● YOUR GOAL
Each record below is to be copied word for word, with pictures removed.

[Page and application data records]
----------

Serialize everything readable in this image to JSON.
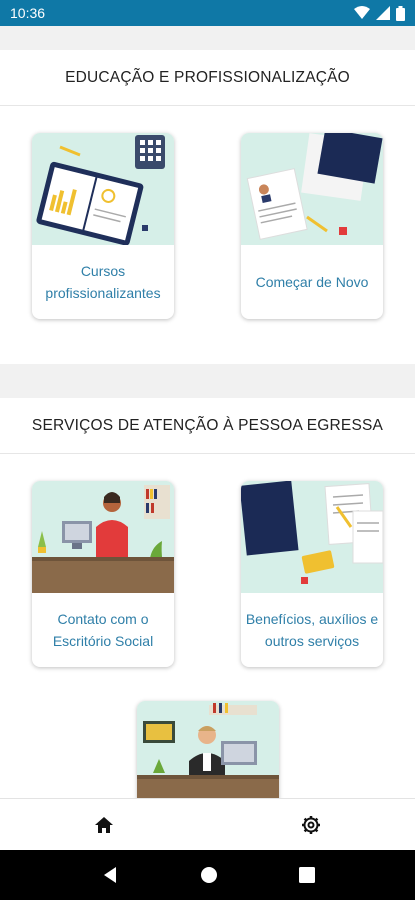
{
  "status_bar": {
    "time": "10:36"
  },
  "sections": [
    {
      "title": "EDUCAÇÃO E PROFISSIONALIZAÇÃO",
      "cards": [
        {
          "label": "Cursos profissionalizantes"
        },
        {
          "label": "Começar de Novo"
        }
      ]
    },
    {
      "title": "SERVIÇOS DE ATENÇÃO À PESSOA EGRESSA",
      "cards": [
        {
          "label": "Contato com o Escritório Social"
        },
        {
          "label": "Benefícios, auxílios e outros serviços"
        }
      ]
    }
  ],
  "bottom_nav": {
    "items": [
      "home-icon",
      "settings-icon"
    ]
  },
  "colors": {
    "status_bar": "#0f78a6",
    "card_label": "#2f7fa8",
    "illustration_bg": "#d6efe8"
  }
}
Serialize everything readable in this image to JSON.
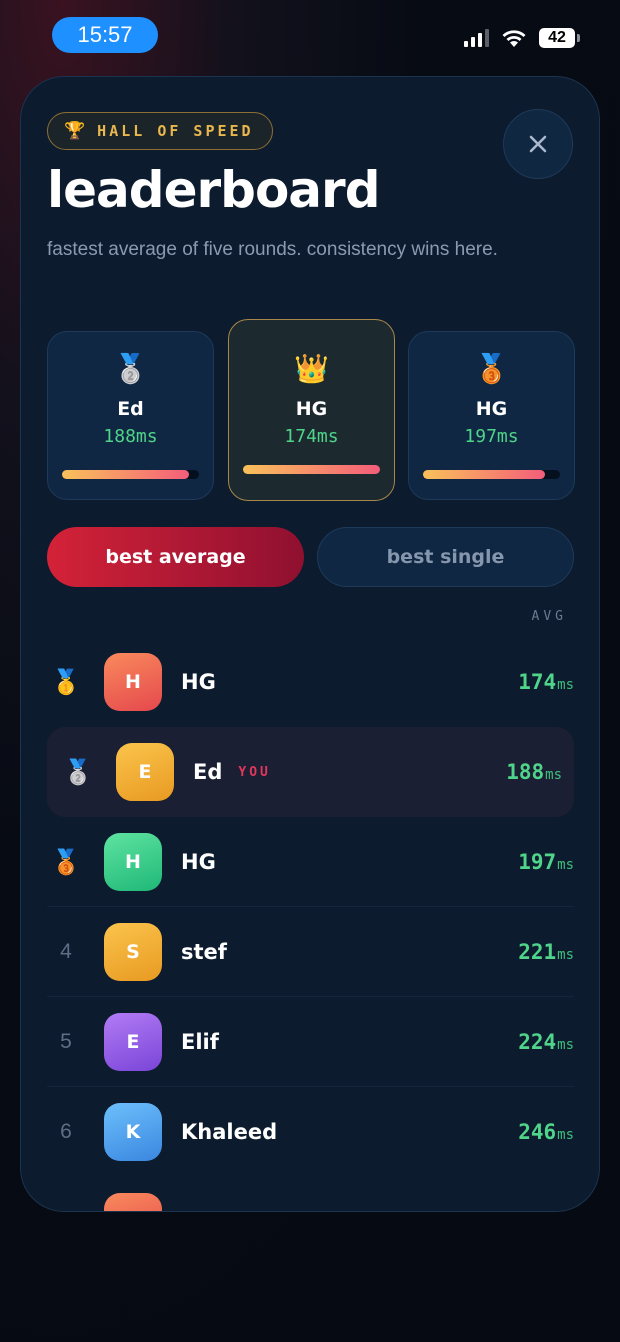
{
  "status_bar": {
    "time": "15:57",
    "battery": "42"
  },
  "header": {
    "badge_icon": "🏆",
    "badge_label": "HALL OF SPEED",
    "title": "leaderboard",
    "subtitle": "fastest average of five rounds. consistency wins here.",
    "close_icon": "close-icon"
  },
  "podium": [
    {
      "medal": "🥈",
      "name": "Ed",
      "time": "188ms",
      "progress": 0.93
    },
    {
      "medal": "👑",
      "name": "HG",
      "time": "174ms",
      "progress": 1.0
    },
    {
      "medal": "🥉",
      "name": "HG",
      "time": "197ms",
      "progress": 0.89
    }
  ],
  "tabs": {
    "active": "best average",
    "inactive": "best single"
  },
  "list_header": "AVG",
  "you_label": "YOU",
  "unit": "ms",
  "entries": [
    {
      "rank": "🥇",
      "initial": "H",
      "name": "HG",
      "score": "174",
      "color_from": "#f98a5c",
      "color_to": "#e5484d"
    },
    {
      "rank": "🥈",
      "initial": "E",
      "name": "Ed",
      "score": "188",
      "color_from": "#fbc44c",
      "color_to": "#e89a22",
      "you": true
    },
    {
      "rank": "🥉",
      "initial": "H",
      "name": "HG",
      "score": "197",
      "color_from": "#5fe3a1",
      "color_to": "#1fb877"
    },
    {
      "rank": "4",
      "initial": "S",
      "name": "stef",
      "score": "221",
      "color_from": "#fbc44c",
      "color_to": "#e89a22"
    },
    {
      "rank": "5",
      "initial": "E",
      "name": "Elif",
      "score": "224",
      "color_from": "#b27bf5",
      "color_to": "#7a45d8"
    },
    {
      "rank": "6",
      "initial": "K",
      "name": "Khaleed",
      "score": "246",
      "color_from": "#6cc0fb",
      "color_to": "#3a86e0"
    }
  ]
}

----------

● TASK SOLUTION
Serialize everything readable in this image to JSON.
{
  "status_bar": {
    "time": "10:36"
  },
  "sections": [
    {
      "title": "EDUCAÇÃO E PROFISSIONALIZAÇÃO",
      "cards": [
        {
          "label": "Cursos profissionalizantes"
        },
        {
          "label": "Começar de Novo"
        }
      ]
    },
    {
      "title": "SERVIÇOS DE ATENÇÃO À PESSOA EGRESSA",
      "cards": [
        {
          "label": "Contato com o Escritório Social"
        },
        {
          "label": "Benefícios, auxílios e outros serviços"
        }
      ]
    }
  ],
  "bottom_nav": {
    "items": [
      "home-icon",
      "settings-icon"
    ]
  },
  "colors": {
    "status_bar": "#0f78a6",
    "card_label": "#2f7fa8",
    "illustration_bg": "#d6efe8"
  }
}
Serialize everything readable in this image to JSON.
{
  "status_bar": {
    "time": "15:57",
    "battery": "42"
  },
  "header": {
    "badge_icon": "🏆",
    "badge_label": "HALL OF SPEED",
    "title": "leaderboard",
    "subtitle": "fastest average of five rounds. consistency wins here.",
    "close_icon": "close-icon"
  },
  "podium": [
    {
      "medal": "🥈",
      "name": "Ed",
      "time": "188ms",
      "progress": 0.93
    },
    {
      "medal": "👑",
      "name": "HG",
      "time": "174ms",
      "progress": 1.0
    },
    {
      "medal": "🥉",
      "name": "HG",
      "time": "197ms",
      "progress": 0.89
    }
  ],
  "tabs": {
    "active": "best average",
    "inactive": "best single"
  },
  "list_header": "AVG",
  "you_label": "YOU",
  "unit": "ms",
  "entries": [
    {
      "rank": "🥇",
      "initial": "H",
      "name": "HG",
      "score": "174",
      "color_from": "#f98a5c",
      "color_to": "#e5484d"
    },
    {
      "rank": "🥈",
      "initial": "E",
      "name": "Ed",
      "score": "188",
      "color_from": "#fbc44c",
      "color_to": "#e89a22",
      "you": true
    },
    {
      "rank": "🥉",
      "initial": "H",
      "name": "HG",
      "score": "197",
      "color_from": "#5fe3a1",
      "color_to": "#1fb877"
    },
    {
      "rank": "4",
      "initial": "S",
      "name": "stef",
      "score": "221",
      "color_from": "#fbc44c",
      "color_to": "#e89a22"
    },
    {
      "rank": "5",
      "initial": "E",
      "name": "Elif",
      "score": "224",
      "color_from": "#b27bf5",
      "color_to": "#7a45d8"
    },
    {
      "rank": "6",
      "initial": "K",
      "name": "Khaleed",
      "score": "246",
      "color_from": "#6cc0fb",
      "color_to": "#3a86e0"
    }
  ]
}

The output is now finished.